= Beginning of Section =
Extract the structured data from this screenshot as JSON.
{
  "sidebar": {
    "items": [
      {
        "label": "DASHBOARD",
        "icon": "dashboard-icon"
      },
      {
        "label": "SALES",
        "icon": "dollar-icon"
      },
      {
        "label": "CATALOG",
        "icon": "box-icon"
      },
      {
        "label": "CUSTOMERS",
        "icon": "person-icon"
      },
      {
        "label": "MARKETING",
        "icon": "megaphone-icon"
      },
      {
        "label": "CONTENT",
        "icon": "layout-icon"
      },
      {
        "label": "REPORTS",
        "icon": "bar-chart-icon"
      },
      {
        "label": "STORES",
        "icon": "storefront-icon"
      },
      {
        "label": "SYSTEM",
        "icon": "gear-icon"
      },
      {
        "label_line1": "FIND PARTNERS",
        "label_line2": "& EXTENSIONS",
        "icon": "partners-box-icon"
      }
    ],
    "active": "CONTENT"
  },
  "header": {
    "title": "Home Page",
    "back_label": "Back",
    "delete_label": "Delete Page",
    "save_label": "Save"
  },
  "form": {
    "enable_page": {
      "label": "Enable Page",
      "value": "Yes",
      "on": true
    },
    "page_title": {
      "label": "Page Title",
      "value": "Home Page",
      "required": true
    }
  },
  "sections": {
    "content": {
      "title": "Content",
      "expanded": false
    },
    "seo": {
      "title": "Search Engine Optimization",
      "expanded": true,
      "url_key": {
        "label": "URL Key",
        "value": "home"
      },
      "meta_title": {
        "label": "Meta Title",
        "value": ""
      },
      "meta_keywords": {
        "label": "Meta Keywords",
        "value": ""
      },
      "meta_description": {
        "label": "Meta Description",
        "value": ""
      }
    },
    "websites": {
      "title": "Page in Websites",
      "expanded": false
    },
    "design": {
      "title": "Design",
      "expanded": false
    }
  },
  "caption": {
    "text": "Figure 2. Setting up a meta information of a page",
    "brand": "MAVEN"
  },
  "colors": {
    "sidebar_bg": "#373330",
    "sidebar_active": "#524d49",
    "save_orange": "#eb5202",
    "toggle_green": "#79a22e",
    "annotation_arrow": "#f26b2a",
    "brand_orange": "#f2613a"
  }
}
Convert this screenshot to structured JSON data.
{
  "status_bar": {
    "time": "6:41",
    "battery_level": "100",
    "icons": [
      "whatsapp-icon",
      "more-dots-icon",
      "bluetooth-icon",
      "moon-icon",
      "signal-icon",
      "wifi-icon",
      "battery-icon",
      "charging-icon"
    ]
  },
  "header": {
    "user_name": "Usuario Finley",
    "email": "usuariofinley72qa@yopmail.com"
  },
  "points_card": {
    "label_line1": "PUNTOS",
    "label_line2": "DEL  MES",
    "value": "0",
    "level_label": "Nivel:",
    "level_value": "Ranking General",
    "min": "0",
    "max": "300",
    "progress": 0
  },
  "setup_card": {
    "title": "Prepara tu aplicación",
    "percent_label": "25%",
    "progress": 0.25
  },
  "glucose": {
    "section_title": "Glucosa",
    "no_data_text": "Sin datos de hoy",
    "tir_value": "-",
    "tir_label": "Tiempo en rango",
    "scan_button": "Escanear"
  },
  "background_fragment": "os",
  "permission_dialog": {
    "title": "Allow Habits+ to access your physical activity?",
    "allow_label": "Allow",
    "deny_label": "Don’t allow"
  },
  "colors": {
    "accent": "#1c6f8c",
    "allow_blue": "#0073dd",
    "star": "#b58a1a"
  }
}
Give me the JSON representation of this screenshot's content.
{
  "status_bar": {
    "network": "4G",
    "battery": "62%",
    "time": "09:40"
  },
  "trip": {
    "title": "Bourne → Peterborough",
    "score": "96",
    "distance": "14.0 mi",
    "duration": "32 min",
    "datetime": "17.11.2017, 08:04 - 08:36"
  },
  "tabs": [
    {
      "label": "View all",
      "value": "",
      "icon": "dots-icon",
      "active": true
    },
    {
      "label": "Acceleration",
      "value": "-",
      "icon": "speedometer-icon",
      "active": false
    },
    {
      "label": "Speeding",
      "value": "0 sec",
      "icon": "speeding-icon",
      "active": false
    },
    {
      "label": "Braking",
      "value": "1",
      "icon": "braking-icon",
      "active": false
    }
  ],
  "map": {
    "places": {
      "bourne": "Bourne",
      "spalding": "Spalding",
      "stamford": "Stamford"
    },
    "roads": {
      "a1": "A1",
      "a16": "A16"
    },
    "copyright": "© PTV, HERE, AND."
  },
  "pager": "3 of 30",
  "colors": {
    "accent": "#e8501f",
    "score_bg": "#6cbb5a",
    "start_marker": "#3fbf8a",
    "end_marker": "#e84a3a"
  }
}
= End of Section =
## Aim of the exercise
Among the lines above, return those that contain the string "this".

## Written reply
Extract the structured data from this screenshot as JSON.
Convert this screenshot to structured JSON data.
Give me the JSON representation of this screenshot's content.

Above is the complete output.